For decades, millions of gallons of treated sewage water has been pumped into the ground to fight sea-level rise.
While this process sounds harmful, it's actually quite the opposite, according to experts. It is crucial in keeping salt water out of aquifers and keeping groundwater replenished.
To date, nearly 490 billion gallons of recycled water have been recharged into the Central and West Coast Basin aquifers. That is one of many water recharge projects occurring all over the world.
Taking water out of the ground at the current rate has led to sinking of land in some parts of the world. By injecting water, the porous layers soak up the water like a sponge.
Sea-level rise means there could be a greater force of the ocean to push seawater farther underground into groundwater basins, thereby risking freshwater wells becoming salty.
Virtually all coastal aquifers around the world experience seawater intrusion to some degree.

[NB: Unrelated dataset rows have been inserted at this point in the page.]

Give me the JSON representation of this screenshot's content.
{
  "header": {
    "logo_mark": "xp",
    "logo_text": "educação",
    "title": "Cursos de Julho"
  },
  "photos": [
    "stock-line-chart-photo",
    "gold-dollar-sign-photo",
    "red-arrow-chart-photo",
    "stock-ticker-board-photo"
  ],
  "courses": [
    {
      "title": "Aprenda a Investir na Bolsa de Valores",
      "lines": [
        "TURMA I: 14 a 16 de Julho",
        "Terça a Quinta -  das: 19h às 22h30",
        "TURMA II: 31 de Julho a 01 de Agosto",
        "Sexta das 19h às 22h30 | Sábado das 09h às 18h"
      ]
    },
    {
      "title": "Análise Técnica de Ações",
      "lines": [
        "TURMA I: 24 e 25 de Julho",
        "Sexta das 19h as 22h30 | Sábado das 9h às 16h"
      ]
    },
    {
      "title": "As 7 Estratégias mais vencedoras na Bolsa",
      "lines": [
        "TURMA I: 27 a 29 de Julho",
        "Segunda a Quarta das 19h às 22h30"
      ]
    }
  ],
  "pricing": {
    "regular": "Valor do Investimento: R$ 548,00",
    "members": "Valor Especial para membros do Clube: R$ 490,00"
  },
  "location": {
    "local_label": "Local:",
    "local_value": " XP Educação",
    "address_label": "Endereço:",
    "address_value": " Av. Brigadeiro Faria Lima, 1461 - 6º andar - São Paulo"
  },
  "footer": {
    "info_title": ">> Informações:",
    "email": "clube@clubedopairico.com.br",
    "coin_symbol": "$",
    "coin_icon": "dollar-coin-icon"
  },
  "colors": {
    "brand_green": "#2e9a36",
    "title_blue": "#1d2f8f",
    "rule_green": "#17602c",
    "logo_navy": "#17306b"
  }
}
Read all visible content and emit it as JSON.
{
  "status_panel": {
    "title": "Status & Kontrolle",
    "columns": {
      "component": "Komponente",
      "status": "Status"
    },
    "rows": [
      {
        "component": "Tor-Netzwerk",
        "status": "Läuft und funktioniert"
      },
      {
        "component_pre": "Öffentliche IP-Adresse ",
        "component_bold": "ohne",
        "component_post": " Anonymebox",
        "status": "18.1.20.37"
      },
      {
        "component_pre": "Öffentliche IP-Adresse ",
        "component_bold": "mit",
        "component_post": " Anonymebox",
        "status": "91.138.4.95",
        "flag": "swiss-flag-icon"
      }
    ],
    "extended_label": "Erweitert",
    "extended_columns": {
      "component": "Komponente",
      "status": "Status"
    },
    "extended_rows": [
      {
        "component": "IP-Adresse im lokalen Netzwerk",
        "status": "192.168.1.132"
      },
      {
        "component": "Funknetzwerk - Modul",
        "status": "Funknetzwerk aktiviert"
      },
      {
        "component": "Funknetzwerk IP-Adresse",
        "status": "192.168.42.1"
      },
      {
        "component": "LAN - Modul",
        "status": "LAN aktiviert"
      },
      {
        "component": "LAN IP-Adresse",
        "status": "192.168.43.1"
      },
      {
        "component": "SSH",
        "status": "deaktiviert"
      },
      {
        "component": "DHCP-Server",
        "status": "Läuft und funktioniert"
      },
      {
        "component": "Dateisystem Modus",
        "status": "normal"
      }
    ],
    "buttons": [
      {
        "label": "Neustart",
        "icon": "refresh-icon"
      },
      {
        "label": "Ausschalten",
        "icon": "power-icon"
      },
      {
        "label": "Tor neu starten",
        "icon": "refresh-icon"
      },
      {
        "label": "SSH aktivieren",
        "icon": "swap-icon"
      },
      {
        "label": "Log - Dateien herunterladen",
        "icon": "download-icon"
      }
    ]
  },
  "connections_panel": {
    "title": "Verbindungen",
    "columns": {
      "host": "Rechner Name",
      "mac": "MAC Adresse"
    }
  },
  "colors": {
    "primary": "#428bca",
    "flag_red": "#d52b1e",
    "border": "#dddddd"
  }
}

Ted Johnson, chief hydrogeologist of the Water Replenishment District of Southern California (WRD), said recycled water is pumped down into a line of barrier wells near the coast to stop this from happening.
"Our agency puts recycled water into recharge ponds to refill the aquifers and down wells to stop seawater intrusion," Johnson said.
Treated sewage water, also known as recycled water, goes through a rigorous treatment process to remove waste particles and produce clean water that can be reused for other purposes.
"Once the sewer water has been recycled, it can be put underground in two main ways: either directly on the land surface so it can naturally drain underground by gravity to replenish the underlying groundwater aquifers, or in the cases where the water needs to go hundreds of feet deep, it is pumped down wells," Johnson said.
Experts say the ground surface is unlikely to rise in any noticeable amount.
Some of the positives of this process include a reliable source that is locally available instead of having to import water from hundreds of miles away. It also has a lower carbon footprint than importing water and is also more cost-effective than importing water, experts said.
"Maybe most importantly, in a water-short area such as California, the use of recycled water means that we do not have to use drinking water for the seawater barrier wells or recharge ponds anymore – freeing up that drinking water for human consumption and helping to meet that demand," Johnson said.
However, there are some drawbacks of this process. One includes the public perception of using water that was formerly sewage water as a groundwater replenishment supply.
"We counter that by saying that all water on Earth is recycled water, it just keeps going round and round; there is no new water," Johnson said.
Another con is the expense for the startup, which can cost tens to hundreds of millions of dollars.
Steven Phillips, hydrologist and groundwater specialist of the U.S. Geological Survey, said there are some other concerns related to chemical composition of the aquifers as well as area flooding in some cases.
"...the potential for leaching chemical constituents from aquifer materials during infiltration (which can be predicted beforehand), and possibly flooding of basements if the water table rises more quickly, or in different places, than expected," Phillips said.
Agencies such as the WRD provide artificial replenishment to supplement natural replenishment in order to make sure the groundwater basins are balanced (to avoid more water being removed than added).
By using recycled water for recharge, these basins and aquifers will be self-sufficient for local groundwater supply and will be less susceptible to drought and water shortages, experts said.